** WHAT TO DO **
Give every line from the entries that contains "User".
%%
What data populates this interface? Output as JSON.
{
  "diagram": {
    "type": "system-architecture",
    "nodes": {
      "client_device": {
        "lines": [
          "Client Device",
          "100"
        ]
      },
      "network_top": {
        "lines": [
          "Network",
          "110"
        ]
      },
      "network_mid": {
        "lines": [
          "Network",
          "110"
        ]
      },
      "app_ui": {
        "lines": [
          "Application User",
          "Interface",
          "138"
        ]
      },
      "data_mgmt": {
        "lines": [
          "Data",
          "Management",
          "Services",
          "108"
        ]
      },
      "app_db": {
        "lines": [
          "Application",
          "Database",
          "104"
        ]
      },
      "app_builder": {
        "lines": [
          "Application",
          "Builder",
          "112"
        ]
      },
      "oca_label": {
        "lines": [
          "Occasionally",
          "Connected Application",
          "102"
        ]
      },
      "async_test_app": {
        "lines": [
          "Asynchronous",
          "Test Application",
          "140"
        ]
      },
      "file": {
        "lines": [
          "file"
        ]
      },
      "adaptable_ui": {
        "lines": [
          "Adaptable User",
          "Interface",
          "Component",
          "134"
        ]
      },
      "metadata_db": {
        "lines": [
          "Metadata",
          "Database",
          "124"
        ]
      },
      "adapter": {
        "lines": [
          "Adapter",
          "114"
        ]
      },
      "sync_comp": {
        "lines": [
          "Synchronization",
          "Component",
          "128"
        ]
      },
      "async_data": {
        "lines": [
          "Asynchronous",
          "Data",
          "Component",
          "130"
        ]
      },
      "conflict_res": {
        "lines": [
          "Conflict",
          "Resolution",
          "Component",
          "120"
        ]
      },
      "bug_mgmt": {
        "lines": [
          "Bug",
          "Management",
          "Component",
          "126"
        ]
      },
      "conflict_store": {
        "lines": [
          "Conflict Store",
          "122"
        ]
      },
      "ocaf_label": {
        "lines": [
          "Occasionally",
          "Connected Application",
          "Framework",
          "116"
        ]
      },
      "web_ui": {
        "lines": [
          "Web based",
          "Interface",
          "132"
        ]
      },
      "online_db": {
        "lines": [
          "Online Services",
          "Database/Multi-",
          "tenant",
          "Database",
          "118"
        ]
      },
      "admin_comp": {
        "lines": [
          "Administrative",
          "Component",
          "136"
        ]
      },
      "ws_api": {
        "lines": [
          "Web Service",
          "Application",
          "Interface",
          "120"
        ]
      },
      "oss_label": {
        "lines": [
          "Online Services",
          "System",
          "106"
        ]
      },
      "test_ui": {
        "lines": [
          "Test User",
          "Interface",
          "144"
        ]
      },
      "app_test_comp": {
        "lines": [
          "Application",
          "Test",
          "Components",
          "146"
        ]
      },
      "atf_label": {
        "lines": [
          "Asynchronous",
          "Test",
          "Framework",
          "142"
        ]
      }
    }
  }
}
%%
** RESPONSE FOR THIS EXERCISE **
          "Application User",
          "Adaptable User",
          "Test User",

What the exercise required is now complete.